News flash: I was wrong. If ColSux goes belly-up that's just too damn bad, says the NJCCC. Or words to that effect. Stein's proposed solution would left him only nominally in the driver's seat, with Yung regaining title to the A.C. Trop. The NJCCC also dealt a verbal smackdown to Stein, partly for exceeding his mandate -- not to mention his employment of a car service to ferry him to and from Hackensack.
Meet the new boss, quite different from the old boss. "In 25 years I never had a layoff, and I don't intend to start now." With those words, Robert Dingman (above) got off on the right foot as trustee of Casino Aztar. (Dingman says he might even -- Gasp! -- increase staffing. That sound you hear is Bill Yung reaching for his defibrillator.)
The Evansville riverboat is entering an odd interregnum in which it will be run by the State of Indiana on Columbia Sussex's dime (and I use "dime" advisedly) while the state vets would-owner Eldorado Resorts, whose interests include co-ownership of the Silver Legacy -- an exceptionally comfortable casino-hotel, the nicest in downtown Reno, when I was hosted there ... admittedly, back in the last century.
Having faced off with the Carano family during his Harrah's Entertainment years, Dingman gives them the thumbs up as "great operators ... our nemesis in Reno."
The latter ponied up $220 million* for the gaming vessel ($5 million less than expected) on the very day Columbia Sussex was likely to be stripped of its license. Yung's company had reneged on commitments to the city of Evansville, both in terms of employment levels and bringing in a new boat. It also ceased Aztar Corp.'s practice of supporting local charities and vendors.
Eldorado -- which evidently relishes challenging riverboat markets -- plunked down $169 million two years ago (plus an additional $9 million last month) for a Bossier City, La., boat and that would put Casino Aztar within its price range. Still, with credit markets being what they are, I'm awaiting disclosure of the terms of sale with bated breath.
"Our long nightmare is over," added Dingman. Although he's worked in some of Harrah's most far-flung markets, from Vicksburg to New Zealand, serving in the Vietnam War will probably turn out to be Dingman's best preparation for dealing with the scorched-earth tactics of Bill Yung. (As more than one Courier-Post reader points out, the new casino resort in French Lick has leapfrogged past Casino Aztar while Yung was busy subdividing pennies.) Apparently Yung's can't-fail business strategies included eradicating or severely diminishing promotional allowances.
No wonder Casino Aztar is 11th out of 11 Hoosier State casinos. (Only third-lowest in revenue, though.) In FY07, French Lick was breathing down Casino Aztar's neck, $111 million to $123.5 million.
This Should Be Interesting Dept. The Courier-Press adds that "Dingman has been granted broad powers to spend Columbia Sussex's money on operating and improving the casino," which apparently suffers from a shortage of dealers, among other things. But has he been granted broad Columbia Sussex money to spend? Yung is notoriously loath in that respect, so Dingman can probably look forward to having to play hardball with the corporate colossus of Fort Mitchell, Ky.
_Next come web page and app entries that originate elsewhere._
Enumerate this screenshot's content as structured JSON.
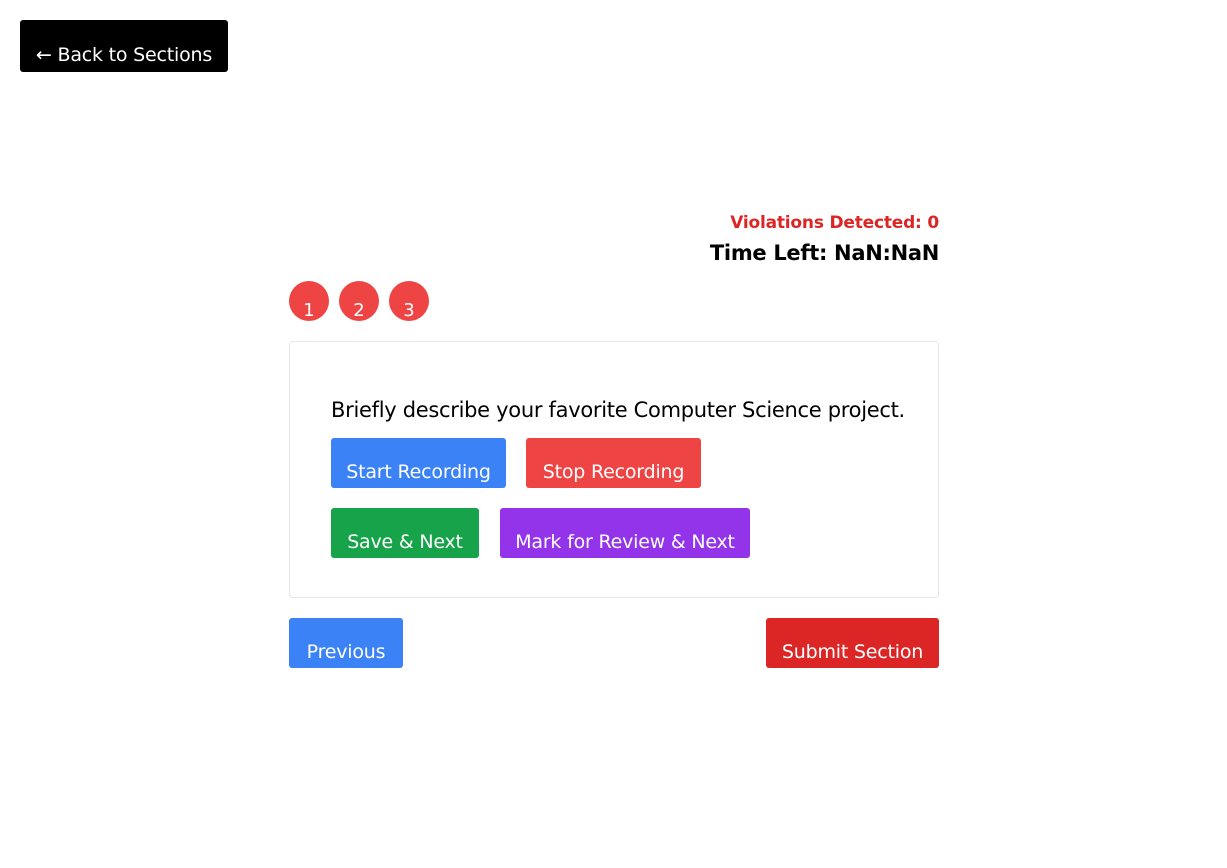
{
  "header": {
    "back_label": "← Back to Sections"
  },
  "status": {
    "violations": "Violations Detected: 0",
    "time_left": "Time Left: NaN:NaN"
  },
  "question_nav": {
    "items": [
      {
        "label": "1"
      },
      {
        "label": "2"
      },
      {
        "label": "3"
      }
    ]
  },
  "question": {
    "text": "Briefly describe your favorite Computer Science project.",
    "start_recording_label": "Start Recording",
    "stop_recording_label": "Stop Recording",
    "save_next_label": "Save & Next",
    "mark_review_label": "Mark for Review & Next"
  },
  "footer": {
    "previous_label": "Previous",
    "submit_label": "Submit Section"
  },
  "colors": {
    "accent_blue": "#3b82f6",
    "danger_red": "#ef4444",
    "submit_red": "#dc2626",
    "save_green": "#16a34a",
    "review_purple": "#9333ea",
    "violation_text": "#dc2626"
  }
}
Bottom line: I've seen how the Caranos operate and I've seen how Bill Yung operates. Eldorado in/ColSux out is a happier ending to this story than we could have hoped for, say, two months ago.
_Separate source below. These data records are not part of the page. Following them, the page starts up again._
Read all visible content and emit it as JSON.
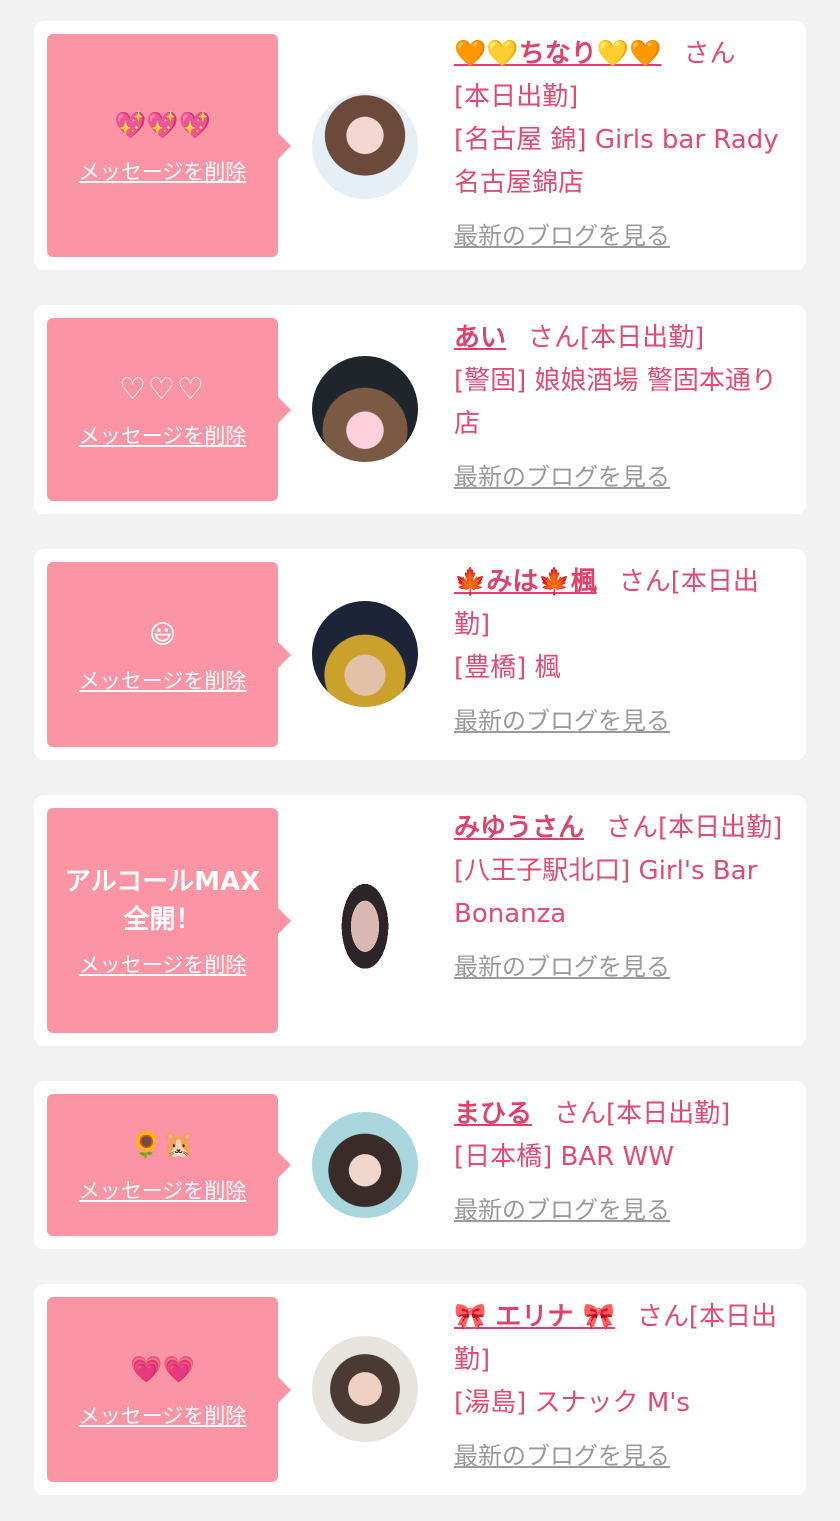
{
  "cards": [
    {
      "message": "💖💖💖",
      "delete_label": "メッセージを削除",
      "name": "🧡💛ちなり💛🧡",
      "suffix": "さん",
      "status": "[本日出勤]",
      "shop": "[名古屋 錦] Girls bar Rady 名古屋錦店",
      "blog_label": "最新のブログを見る"
    },
    {
      "message": "♡♡♡",
      "delete_label": "メッセージを削除",
      "name": "あい",
      "suffix": "さん[本日出勤]",
      "status": "",
      "shop": "[警固] 娘娘酒場 警固本通り店",
      "blog_label": "最新のブログを見る"
    },
    {
      "message": "😃",
      "delete_label": "メッセージを削除",
      "name": "🍁みは🍁楓",
      "suffix": "さん[本日出勤]",
      "status": "",
      "shop": "[豊橋] 楓",
      "blog_label": "最新のブログを見る"
    },
    {
      "message": "アルコールMAX全開！",
      "delete_label": "メッセージを削除",
      "name": "みゆうさん",
      "suffix": "さん[本日出勤]",
      "status": "",
      "shop": "[八王子駅北口] Girl's Bar Bonanza",
      "blog_label": "最新のブログを見る"
    },
    {
      "message": "🌻🐹",
      "delete_label": "メッセージを削除",
      "name": "まひる",
      "suffix": "さん[本日出勤]",
      "status": "",
      "shop": "[日本橋] BAR WW",
      "blog_label": "最新のブログを見る"
    },
    {
      "message": "💗💗",
      "delete_label": "メッセージを削除",
      "name": "🎀 エリナ 🎀",
      "suffix": "さん[本日出勤]",
      "status": "",
      "shop": "[湯島] スナック M's",
      "blog_label": "最新のブログを見る"
    }
  ],
  "colors": {
    "accent": "#e24a74",
    "bubble": "#fb94a5",
    "background": "#f2f2f2",
    "blog_link": "#9a9a9a"
  }
}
* -- The price is sometimes reported as $245 million because of a conditional $25 million Eldorado will kick in if it hits certain (undisclosed) metrics. The two companies are essentially making a wager that Eldorado can do something comparable to what it did in Bossier City, where it grew revenue 18% over a two-year period, in a declining market.